The scrip was co-written by Ti West and Mia Goth with brilliant dialogue, a story that unfolds slowly before unraveling like a sleeve of firecrackers, and characters who you crave to know more about. West’s directional style is on full display here with flurries of charismatic genius with the use of golden age Hollywood aesthetics that the story twists into it’s dark world. There are some truly unforgettable shots through the film with some being as simple as a cornfield but there is one of Pearl finding her place on stage in her red dress that lingers in my mind now. The kills of the film are graphic and heart pounding with framing and track shots that will make your eyes bulge from your head hoping that what is about to transpire isn’t going to transpire. The film makes you want the best for the main character but you know that isn’t what’s coming.
There is one sequence that West edits with some very interesting mirror effects and Goth’s character Carrie’s out her darkest deeds that made me lean back in my seat and let out a “wow”. They aren’t like any other edits in the film but they feel so at home for the moment.
Don’t worry that I haven’t mentioned how horny this movie is like I focused on in my X review. You already know it was going to be an erotic roller coaster. There is a sex scene in this film that channels one of the biggest characters in the first technicolor motion picture. After you see it, you’ll be saying “how’s that for paying homage to the greats?” But really, the character has been sheltered for so long that she’s finally taking the chance to express herself in her own violent delights and all sorts of whims.
X was only just released this year so Pearl coming a few months later felt like a one two punch from Ti West and Mia Goth. It’s a horror film that pushes boundaries but never loses its heart or it’s hard on for sex and violence. I’ve got a strong feeling that these two films will be a double feature masterpiece for years to come… unlike the sequel MaXXXine arrives.

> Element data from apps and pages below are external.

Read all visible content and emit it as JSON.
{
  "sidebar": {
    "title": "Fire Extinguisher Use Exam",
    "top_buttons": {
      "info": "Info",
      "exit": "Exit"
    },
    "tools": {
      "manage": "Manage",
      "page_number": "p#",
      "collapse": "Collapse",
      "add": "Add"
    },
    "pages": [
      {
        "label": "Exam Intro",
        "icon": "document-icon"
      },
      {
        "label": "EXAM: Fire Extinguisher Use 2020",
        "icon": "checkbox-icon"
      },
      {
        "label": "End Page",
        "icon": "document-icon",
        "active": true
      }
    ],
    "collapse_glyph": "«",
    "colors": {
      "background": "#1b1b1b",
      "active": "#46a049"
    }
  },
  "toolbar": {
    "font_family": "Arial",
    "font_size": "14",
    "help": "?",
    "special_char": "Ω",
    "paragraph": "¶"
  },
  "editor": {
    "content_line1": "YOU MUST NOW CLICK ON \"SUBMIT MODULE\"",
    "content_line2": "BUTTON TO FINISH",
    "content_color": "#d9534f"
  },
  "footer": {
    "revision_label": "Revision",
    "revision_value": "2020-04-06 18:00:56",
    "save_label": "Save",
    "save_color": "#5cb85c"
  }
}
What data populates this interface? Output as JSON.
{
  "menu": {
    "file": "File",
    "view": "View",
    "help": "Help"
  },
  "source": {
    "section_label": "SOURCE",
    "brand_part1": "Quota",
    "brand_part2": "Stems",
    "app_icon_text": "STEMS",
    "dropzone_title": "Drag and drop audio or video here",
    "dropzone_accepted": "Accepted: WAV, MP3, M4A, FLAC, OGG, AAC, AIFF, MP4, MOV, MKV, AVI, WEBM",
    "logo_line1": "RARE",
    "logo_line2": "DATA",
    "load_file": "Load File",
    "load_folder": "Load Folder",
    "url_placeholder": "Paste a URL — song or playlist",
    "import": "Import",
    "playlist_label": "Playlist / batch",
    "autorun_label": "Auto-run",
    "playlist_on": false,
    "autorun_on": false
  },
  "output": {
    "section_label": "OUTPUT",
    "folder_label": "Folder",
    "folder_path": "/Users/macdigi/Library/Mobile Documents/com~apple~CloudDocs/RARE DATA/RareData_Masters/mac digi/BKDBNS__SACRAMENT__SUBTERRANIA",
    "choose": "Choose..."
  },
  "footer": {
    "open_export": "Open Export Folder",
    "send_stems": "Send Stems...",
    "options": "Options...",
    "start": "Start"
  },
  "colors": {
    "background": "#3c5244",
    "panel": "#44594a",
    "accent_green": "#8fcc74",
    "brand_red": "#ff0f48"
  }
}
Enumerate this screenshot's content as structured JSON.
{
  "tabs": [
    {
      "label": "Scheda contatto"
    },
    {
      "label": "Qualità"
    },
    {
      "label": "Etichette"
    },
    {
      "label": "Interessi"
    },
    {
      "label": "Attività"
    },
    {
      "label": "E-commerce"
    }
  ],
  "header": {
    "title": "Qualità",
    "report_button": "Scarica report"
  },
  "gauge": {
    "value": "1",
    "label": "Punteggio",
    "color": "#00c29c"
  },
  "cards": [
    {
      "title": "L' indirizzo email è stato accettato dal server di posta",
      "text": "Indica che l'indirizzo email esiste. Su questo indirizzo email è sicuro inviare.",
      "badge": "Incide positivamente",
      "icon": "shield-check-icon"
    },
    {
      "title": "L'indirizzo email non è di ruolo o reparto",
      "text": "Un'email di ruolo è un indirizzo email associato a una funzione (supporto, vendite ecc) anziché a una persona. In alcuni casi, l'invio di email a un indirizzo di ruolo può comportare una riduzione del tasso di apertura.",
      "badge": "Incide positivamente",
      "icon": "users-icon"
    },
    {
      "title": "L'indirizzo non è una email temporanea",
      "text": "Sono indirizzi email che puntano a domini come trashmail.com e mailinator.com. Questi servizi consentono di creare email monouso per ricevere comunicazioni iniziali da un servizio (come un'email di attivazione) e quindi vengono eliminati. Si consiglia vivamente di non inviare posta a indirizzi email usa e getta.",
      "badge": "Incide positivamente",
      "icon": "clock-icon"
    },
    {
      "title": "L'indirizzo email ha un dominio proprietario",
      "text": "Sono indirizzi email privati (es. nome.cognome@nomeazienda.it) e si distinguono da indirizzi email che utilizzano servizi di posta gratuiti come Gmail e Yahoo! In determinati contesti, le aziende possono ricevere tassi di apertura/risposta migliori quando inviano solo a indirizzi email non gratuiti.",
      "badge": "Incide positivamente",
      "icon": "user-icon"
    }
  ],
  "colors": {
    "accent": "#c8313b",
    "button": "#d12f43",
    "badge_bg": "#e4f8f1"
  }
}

If you leave before the credit sequence is over, you deserve whatever hardships come to you in life.